That (ινα). Common after προσευχομα (Colossians 4:3; Ephesians 1:17; Philippians 1:9) when the content of the prayer blends with the purpose (purport and purpose).
Count you worthy (υμας αξιωση). Causative verb (aorist active subjunctive) like καταξιοω in verse 2 Thessalonians 1:5 with genitive.
Of your calling (της κλησεως). Κλησις can apply to the beginning as in 1 Corinthians 1:26; Romans 11:29, but it can also apply to the final issue as in Philippians 3:14; Hebrews 3:1. Both ideas may be here. It is God's calling of the Thessalonians.
And fulfil every desire of goodness (κα πληρωση πασαν ευδοκιαν αγαθωσυνης). "Whom he counts worthy he first makes worthy" (Lillie). Yes, in purpose, but the wonder and the glory of it all is that God begins to count us worthy in Christ before the process is completed in Christ (Romans 8:29). But God will see it through and so Paul prays to God. Ευδοκια (cf. Luke 2:14) is more than mere desire, rather good pleasure, God's purpose of goodness, not in ancient Greek, only in LXX and N.T. Αγαθωσυνη like a dozen other words in -συνη occurs only in late Greek. This word occurs only in LXX, N.T., writings based on them. It is made from αγαθος, good, akin to αγαμα, to admire. May the Thessalonians find delight in goodness, a worthy and pertinent prayer.
Work of faith (εργον πιστεως). The same phrase in 1 Thessalonians 1:3. Paul prays for rich fruition of what he had seen in the beginning. Work marked by faith, springs from faith, sustained by faith.
With power (εν δυναμε). In power. Connect with πληρωση (fulfil), God's power (Romans 1:29; Colossians 1:4) in Christ (1 Corinthians 1:24) through the Holy Spirit (1 Thessalonians 1:5).
That (οπως). Rare with Paul compared with ινα (1 Corinthians 1:29; 2 Corinthians 8:14). Perhaps here for variety (dependent on ινα clause in verse 2 Thessalonians 1:11).
The name (το ονομα). The Old Testament (LXX) uses ονομα embodying the revealed character of Jehovah. So here the
Name of our Lord Jesus means the Messiahship and Lordship of Jesus. The common Greek idiom of ονομα for title or dignity as in the papyri (Milligan) is not quite this idiom. The papyri also give examples of ονομα for person as in O.T. and Acts 1:15 (Deissmann, Bible Studies, pp. 196ff.).
In you, and ye in him (εν υμιν, κα υμεις εν αυτω). This reciprocal glorying is Pauline, but it is also like Christ's figure of the vine and the branches in John 15:1-11.

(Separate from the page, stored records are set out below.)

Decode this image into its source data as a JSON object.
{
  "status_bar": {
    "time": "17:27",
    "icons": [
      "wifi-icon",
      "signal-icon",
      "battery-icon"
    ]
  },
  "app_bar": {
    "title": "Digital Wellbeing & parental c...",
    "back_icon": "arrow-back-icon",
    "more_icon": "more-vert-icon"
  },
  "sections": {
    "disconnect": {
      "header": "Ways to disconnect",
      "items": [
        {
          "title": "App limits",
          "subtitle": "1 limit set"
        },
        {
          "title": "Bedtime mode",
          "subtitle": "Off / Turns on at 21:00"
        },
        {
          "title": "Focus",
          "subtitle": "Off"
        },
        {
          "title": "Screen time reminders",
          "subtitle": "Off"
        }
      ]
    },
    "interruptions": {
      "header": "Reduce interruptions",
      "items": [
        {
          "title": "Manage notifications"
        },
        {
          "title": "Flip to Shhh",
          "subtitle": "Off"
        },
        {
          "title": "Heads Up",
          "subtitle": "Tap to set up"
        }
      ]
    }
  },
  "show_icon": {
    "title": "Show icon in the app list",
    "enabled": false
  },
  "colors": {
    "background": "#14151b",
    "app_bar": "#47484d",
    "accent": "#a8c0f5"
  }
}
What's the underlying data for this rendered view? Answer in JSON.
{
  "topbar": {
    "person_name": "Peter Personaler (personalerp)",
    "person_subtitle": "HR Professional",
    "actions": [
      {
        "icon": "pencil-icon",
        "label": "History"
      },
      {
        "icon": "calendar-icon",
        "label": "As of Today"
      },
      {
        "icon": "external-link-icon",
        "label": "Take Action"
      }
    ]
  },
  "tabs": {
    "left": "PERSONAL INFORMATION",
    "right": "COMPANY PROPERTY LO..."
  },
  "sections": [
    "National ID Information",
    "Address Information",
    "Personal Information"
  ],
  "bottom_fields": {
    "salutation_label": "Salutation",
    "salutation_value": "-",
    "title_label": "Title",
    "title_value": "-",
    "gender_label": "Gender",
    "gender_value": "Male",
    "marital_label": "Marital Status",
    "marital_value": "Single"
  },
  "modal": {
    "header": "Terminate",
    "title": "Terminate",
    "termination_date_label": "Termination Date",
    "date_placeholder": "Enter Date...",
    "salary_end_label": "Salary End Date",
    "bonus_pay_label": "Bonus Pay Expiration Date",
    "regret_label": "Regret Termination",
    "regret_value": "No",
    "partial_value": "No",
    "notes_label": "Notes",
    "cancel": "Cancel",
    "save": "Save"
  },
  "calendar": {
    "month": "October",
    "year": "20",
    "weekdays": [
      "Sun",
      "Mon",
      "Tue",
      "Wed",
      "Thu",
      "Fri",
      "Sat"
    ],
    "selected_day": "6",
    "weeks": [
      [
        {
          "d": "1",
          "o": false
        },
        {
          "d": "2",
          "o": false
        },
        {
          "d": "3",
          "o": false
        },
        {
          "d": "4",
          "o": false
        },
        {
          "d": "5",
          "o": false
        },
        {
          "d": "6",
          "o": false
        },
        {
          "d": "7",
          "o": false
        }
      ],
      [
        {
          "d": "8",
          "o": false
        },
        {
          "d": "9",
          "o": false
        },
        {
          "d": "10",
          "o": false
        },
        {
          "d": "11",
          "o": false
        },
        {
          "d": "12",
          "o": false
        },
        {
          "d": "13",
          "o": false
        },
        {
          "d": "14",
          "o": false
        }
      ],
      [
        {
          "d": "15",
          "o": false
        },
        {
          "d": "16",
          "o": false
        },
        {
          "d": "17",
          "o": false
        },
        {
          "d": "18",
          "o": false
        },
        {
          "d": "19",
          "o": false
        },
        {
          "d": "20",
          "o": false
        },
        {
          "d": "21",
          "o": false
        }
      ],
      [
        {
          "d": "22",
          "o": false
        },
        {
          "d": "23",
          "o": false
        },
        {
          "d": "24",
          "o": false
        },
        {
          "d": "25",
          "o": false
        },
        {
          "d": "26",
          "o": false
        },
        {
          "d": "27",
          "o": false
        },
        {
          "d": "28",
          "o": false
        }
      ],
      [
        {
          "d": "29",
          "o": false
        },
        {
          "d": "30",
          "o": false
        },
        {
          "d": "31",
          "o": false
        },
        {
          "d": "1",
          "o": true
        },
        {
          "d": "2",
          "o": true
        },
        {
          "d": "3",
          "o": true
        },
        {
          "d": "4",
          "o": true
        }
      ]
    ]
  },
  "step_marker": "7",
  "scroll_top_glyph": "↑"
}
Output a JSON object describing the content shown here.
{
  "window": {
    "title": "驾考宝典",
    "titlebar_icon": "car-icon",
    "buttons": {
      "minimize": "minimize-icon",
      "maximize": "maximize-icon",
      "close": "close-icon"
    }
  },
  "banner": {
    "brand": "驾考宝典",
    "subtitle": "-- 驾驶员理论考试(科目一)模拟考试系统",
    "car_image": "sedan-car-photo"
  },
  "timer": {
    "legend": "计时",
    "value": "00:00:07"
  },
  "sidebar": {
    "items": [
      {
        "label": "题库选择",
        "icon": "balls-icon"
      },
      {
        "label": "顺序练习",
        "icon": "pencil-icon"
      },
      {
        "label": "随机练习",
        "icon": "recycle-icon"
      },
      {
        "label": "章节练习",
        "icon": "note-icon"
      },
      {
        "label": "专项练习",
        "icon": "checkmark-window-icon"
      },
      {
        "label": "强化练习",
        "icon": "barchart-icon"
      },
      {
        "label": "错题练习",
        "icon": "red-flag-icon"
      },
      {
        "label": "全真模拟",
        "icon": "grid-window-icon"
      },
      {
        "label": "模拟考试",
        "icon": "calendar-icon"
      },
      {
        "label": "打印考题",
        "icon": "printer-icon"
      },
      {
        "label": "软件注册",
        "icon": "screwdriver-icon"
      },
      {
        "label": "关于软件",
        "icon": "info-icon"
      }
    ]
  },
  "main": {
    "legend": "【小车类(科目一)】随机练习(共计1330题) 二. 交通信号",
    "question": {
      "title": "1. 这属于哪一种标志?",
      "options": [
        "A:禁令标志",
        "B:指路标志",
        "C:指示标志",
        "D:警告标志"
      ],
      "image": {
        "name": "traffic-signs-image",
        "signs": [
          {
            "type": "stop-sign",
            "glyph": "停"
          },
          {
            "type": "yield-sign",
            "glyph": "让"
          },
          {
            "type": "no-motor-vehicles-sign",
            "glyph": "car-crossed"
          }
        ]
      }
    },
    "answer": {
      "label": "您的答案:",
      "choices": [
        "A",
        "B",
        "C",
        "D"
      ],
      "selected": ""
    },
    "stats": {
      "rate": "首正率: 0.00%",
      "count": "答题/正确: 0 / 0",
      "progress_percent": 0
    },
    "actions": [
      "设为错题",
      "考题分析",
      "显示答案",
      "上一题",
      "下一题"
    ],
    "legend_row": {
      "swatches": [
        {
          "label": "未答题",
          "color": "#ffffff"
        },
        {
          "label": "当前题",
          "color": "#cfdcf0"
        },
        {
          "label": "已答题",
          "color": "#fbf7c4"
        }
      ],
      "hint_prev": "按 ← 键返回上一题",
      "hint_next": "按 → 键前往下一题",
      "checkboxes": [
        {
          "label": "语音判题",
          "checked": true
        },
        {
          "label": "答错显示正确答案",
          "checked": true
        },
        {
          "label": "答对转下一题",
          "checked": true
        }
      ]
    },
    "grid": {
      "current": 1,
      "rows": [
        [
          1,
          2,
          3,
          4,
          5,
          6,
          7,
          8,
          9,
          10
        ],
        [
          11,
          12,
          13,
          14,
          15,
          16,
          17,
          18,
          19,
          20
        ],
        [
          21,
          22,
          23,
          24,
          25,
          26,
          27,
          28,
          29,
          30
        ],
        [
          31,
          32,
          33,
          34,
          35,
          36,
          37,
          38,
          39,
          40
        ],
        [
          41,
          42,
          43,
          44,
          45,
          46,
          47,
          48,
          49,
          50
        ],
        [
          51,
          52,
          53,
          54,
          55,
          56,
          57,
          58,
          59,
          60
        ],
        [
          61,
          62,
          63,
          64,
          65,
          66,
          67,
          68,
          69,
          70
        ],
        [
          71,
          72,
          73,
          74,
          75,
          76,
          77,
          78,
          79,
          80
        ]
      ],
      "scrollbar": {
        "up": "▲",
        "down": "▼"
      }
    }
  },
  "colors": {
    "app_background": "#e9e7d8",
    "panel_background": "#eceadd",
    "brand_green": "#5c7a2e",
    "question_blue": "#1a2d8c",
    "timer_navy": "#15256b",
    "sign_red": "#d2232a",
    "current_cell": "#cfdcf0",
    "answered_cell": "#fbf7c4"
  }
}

According to the grace (κατα την χαριν). Not merely standard, but also aim (Robertson, Grammar, p. 609).
Of our God and the Lord Jesus Christ (του θεου ημων κα κυριου Ιησου Χριστου). Here strict syntax requires, since there is only one article with θεου and κυριου that one person be meant, Jesus Christ, as is certainly true in Titus 2:13; 2 Peter 1:1 (Robertson, Grammar, p.786). This otherwise conclusive syntactical argument, admitted by Schmiedel, is weakened a bit by the fact that Κυριος is often employed as a proper name without the article, a thing not true of σωτηρ in Titus 2:13; 2 Peter 1:1. So in Ephesians 5:5 εν τη βασιλεια του Χριστου κα θεου the natural meaning is
in the Kingdom of Christ and God regarded as one, but here again θεος, like Κυριος, often occurs as a proper name without the article. So it has to be admitted that here Paul may mean "according to the grace of our God and the Lord Jesus Christ," though he may also mean "according to the grace of our God and Lord, Jesus Christ."
The Robertson's Word Pictures of the New Testament. Copyright © Broadman Press 1932,33, Renewal 1960. All rights reserved. Used by permission of Broadman Press (Southern Baptist Sunday School Board)
Robertson, A.T. "Commentary on 2 Thessalonians 1". "Robertson's Word Pictures of the New Testament". https://www.studylight.org/
the Second Week after Epiphany